Mr. Ralph De Haas, Ms. Yevgeniya Korniyenko, Mr. Alexander Pivovarsky, and Ms. Elena Loukoianova
We use data on 1,294 banks in Central and Eastern Europe to analyze how bank ownership and creditor coordination in the form of the Vienna Initiative affected credit growth during the 2008–09 crisis. As part of the Vienna Initiative western European banks signed country-specific commitment letters in which they pledged to maintain exposures and to support their subsidiaries in Central and Eastern Europe. We show that both domestic and foreign banks sharply curtailed credit during the crisis, but that foreign banks that participated in the Vienna Initiative were relatively stable lenders. We find no evidence of negative spillovers from countries where banks signed commitment letters to countries where they did not.
The global financial crisis unmasked Serbia’s unsustainable pre-crisis growth model. Looking back, the Stand-By Arrangement (SBA) provided effective insurance against a financial meltdown, initiated the needed re-balancing of the economy, but could not prevent large job losses. Looking ahead, the transition to a more sustainable growth model remains incomplete and fragile. The export-led recovery is expected to continue picking up steam, but labor market conditions will remain difficult. The current account deficit is expected to remain relatively high, requiring significant capital inflows to maintain external balance.

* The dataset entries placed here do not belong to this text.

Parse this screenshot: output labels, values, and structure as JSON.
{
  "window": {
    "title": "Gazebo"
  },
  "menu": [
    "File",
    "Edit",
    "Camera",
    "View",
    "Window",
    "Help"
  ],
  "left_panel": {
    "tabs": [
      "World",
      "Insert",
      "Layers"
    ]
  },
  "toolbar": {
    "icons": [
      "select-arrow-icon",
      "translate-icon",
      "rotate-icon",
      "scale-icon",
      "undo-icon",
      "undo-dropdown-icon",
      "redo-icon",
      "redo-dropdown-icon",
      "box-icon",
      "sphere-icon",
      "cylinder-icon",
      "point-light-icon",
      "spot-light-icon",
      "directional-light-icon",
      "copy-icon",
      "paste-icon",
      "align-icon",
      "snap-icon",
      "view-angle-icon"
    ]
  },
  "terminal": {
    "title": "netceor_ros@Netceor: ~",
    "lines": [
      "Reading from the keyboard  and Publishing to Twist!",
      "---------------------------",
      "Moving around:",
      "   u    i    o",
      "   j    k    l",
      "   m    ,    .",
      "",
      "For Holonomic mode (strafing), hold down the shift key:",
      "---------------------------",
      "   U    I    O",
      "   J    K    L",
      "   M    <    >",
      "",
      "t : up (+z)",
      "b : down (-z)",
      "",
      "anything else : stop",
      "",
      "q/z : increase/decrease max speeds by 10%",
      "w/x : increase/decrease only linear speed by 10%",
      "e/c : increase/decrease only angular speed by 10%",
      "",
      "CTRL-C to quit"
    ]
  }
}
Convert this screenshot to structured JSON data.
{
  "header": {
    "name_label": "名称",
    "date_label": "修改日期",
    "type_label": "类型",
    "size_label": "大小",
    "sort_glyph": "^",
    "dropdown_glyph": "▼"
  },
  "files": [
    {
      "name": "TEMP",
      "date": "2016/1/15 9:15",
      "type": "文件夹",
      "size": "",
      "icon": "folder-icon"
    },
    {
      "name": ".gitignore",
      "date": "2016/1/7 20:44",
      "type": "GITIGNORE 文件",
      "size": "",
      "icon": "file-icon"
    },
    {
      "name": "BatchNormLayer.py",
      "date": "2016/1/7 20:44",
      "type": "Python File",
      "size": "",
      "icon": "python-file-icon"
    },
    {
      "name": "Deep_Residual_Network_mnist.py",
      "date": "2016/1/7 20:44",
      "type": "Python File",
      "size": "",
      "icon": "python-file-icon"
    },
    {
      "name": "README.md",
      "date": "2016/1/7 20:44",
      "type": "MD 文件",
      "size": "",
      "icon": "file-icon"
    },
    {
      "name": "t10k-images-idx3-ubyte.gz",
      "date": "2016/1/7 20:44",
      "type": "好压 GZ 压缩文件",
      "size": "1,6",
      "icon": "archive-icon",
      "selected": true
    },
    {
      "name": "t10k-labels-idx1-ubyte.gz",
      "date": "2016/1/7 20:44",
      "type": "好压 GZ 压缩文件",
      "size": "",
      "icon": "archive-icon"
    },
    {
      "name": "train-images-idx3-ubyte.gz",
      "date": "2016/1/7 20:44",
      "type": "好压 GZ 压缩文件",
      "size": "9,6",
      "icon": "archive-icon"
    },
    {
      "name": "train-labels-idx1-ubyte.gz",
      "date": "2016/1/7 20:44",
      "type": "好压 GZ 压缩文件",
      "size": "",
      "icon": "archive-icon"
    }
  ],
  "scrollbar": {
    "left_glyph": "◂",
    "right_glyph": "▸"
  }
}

While large inflows of capital into Southeastern Europe (SEE) have raised incomes, this has increased vulnerability to financial risks, which, if realized, can lead to costly adjustments. Traditional vulnerability indicators in SEE have reached levels that in other countries have not been sustainable, and sectoral analysis shows rising imbalances and raises questions about efficient use of the inflows. While factors related to EU integration mitigate these vulnerabilities, weaker institutions reduce these benefits in SEE compared to more advanced European emerging markets. To insure against setbacks to income convergence, SEE policymakers should take measures to reverse the buildup of vulnerabilities.
This paper discusses key finding of the Assessment Reports on the Observance of Standards and Codes on Monetary and Financial Policy Transparency, Banking Supervision, and Payment Systems for Serbia. The assessment reveals that the transformation of Serbia’s financial system is bringing important benefits, but there are emerging signs that the rapid pace of credit growth is beginning to erode financial stability. The main potential threat to financial stability is indirect credit risk arising from the large share of bank lending effectively denominated in foreign exchange.
This paper summarizes recent developments in the relationships between the IMF, member countries, and commercial banks, with specific reference to five European countries. The paper also highlights that Better assessment of trends in the market and of the attitude of commercial banks toward borrowing countries. These would include: a deeper analysis of capital flows, with special attention to interbank transactions; an improvement in the collection of statistical data and additional efforts made by member countries to release adequate information; and a further examination of the usefulness of setting up in the Fund an internal country risk assessment statistical model. The report also suggests that there should be adequate Fund involvement in rescheduling negotiations through discussions with Paris Club members on rescheduling patterns and possibly through an elaboration of guidelines for rescheduling bank claims; appropriate action to cope with liquidity crises; and adequate international cooperation among central banks acting as lenders of last resort.